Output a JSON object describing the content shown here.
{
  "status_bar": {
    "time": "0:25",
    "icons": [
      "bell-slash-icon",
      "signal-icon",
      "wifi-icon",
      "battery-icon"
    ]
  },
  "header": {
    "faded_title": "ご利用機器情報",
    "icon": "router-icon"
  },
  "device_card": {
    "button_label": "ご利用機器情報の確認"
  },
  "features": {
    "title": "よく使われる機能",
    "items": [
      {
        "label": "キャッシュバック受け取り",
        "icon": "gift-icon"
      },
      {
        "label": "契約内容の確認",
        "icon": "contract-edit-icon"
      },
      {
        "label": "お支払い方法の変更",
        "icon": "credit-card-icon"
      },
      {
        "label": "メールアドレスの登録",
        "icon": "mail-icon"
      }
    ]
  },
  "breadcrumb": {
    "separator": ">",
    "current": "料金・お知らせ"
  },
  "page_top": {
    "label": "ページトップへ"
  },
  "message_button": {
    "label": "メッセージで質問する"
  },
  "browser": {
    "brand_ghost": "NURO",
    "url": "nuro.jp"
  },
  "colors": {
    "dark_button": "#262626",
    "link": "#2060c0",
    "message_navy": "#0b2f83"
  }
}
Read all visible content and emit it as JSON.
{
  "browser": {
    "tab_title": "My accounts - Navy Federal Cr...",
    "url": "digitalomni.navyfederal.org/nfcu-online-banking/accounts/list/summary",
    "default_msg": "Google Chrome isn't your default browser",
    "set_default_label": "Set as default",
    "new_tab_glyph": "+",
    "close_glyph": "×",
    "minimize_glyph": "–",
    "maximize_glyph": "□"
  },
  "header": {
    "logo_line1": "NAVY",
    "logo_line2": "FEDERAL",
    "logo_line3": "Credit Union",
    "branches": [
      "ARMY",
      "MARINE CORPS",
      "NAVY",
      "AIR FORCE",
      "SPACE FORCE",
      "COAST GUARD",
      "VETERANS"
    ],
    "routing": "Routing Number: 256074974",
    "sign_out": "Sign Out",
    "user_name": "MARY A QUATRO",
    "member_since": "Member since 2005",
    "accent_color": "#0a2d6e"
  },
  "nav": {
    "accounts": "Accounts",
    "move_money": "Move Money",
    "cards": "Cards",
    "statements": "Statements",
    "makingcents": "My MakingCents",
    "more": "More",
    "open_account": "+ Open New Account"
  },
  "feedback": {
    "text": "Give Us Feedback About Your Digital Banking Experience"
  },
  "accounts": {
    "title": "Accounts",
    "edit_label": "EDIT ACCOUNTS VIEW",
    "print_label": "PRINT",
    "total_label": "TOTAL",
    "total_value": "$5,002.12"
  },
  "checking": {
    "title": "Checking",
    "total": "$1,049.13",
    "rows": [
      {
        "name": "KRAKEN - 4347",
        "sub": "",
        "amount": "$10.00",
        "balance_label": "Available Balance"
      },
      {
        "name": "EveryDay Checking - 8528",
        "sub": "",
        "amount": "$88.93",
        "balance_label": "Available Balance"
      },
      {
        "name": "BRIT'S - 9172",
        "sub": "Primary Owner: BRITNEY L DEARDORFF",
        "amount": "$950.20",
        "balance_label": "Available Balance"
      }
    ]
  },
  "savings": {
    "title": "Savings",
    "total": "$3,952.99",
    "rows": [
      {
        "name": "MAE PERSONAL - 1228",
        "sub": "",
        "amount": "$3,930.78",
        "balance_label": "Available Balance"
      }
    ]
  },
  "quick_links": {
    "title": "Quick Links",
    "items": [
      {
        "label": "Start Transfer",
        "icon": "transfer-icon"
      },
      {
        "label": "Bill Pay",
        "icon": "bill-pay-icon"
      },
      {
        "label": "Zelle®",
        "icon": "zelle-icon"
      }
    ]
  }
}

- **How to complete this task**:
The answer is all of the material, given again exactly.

- **Exercise answer**:
Output a JSON object describing the content shown here.
{
  "status_bar": {
    "time": "0:25",
    "icons": [
      "bell-slash-icon",
      "signal-icon",
      "wifi-icon",
      "battery-icon"
    ]
  },
  "header": {
    "faded_title": "ご利用機器情報",
    "icon": "router-icon"
  },
  "device_card": {
    "button_label": "ご利用機器情報の確認"
  },
  "features": {
    "title": "よく使われる機能",
    "items": [
      {
        "label": "キャッシュバック受け取り",
        "icon": "gift-icon"
      },
      {
        "label": "契約内容の確認",
        "icon": "contract-edit-icon"
      },
      {
        "label": "お支払い方法の変更",
        "icon": "credit-card-icon"
      },
      {
        "label": "メールアドレスの登録",
        "icon": "mail-icon"
      }
    ]
  },
  "breadcrumb": {
    "separator": ">",
    "current": "料金・お知らせ"
  },
  "page_top": {
    "label": "ページトップへ"
  },
  "message_button": {
    "label": "メッセージで質問する"
  },
  "browser": {
    "brand_ghost": "NURO",
    "url": "nuro.jp"
  },
  "colors": {
    "dark_button": "#262626",
    "link": "#2060c0",
    "message_navy": "#0b2f83"
  }
}
Read all visible content and emit it as JSON.
{
  "browser": {
    "tab_title": "My accounts - Navy Federal Cr...",
    "url": "digitalomni.navyfederal.org/nfcu-online-banking/accounts/list/summary",
    "default_msg": "Google Chrome isn't your default browser",
    "set_default_label": "Set as default",
    "new_tab_glyph": "+",
    "close_glyph": "×",
    "minimize_glyph": "–",
    "maximize_glyph": "□"
  },
  "header": {
    "logo_line1": "NAVY",
    "logo_line2": "FEDERAL",
    "logo_line3": "Credit Union",
    "branches": [
      "ARMY",
      "MARINE CORPS",
      "NAVY",
      "AIR FORCE",
      "SPACE FORCE",
      "COAST GUARD",
      "VETERANS"
    ],
    "routing": "Routing Number: 256074974",
    "sign_out": "Sign Out",
    "user_name": "MARY A QUATRO",
    "member_since": "Member since 2005",
    "accent_color": "#0a2d6e"
  },
  "nav": {
    "accounts": "Accounts",
    "move_money": "Move Money",
    "cards": "Cards",
    "statements": "Statements",
    "makingcents": "My MakingCents",
    "more": "More",
    "open_account": "+ Open New Account"
  },
  "feedback": {
    "text": "Give Us Feedback About Your Digital Banking Experience"
  },
  "accounts": {
    "title": "Accounts",
    "edit_label": "EDIT ACCOUNTS VIEW",
    "print_label": "PRINT",
    "total_label": "TOTAL",
    "total_value": "$5,002.12"
  },
  "checking": {
    "title": "Checking",
    "total": "$1,049.13",
    "rows": [
      {
        "name": "KRAKEN - 4347",
        "sub": "",
        "amount": "$10.00",
        "balance_label": "Available Balance"
      },
      {
        "name": "EveryDay Checking - 8528",
        "sub": "",
        "amount": "$88.93",
        "balance_label": "Available Balance"
      },
      {
        "name": "BRIT'S - 9172",
        "sub": "Primary Owner: BRITNEY L DEARDORFF",
        "amount": "$950.20",
        "balance_label": "Available Balance"
      }
    ]
  },
  "savings": {
    "title": "Savings",
    "total": "$3,952.99",
    "rows": [
      {
        "name": "MAE PERSONAL - 1228",
        "sub": "",
        "amount": "$3,930.78",
        "balance_label": "Available Balance"
      }
    ]
  },
  "quick_links": {
    "title": "Quick Links",
    "items": [
      {
        "label": "Start Transfer",
        "icon": "transfer-icon"
      },
      {
        "label": "Bill Pay",
        "icon": "bill-pay-icon"
      },
      {
        "label": "Zelle®",
        "icon": "zelle-icon"
      }
    ]
  }
}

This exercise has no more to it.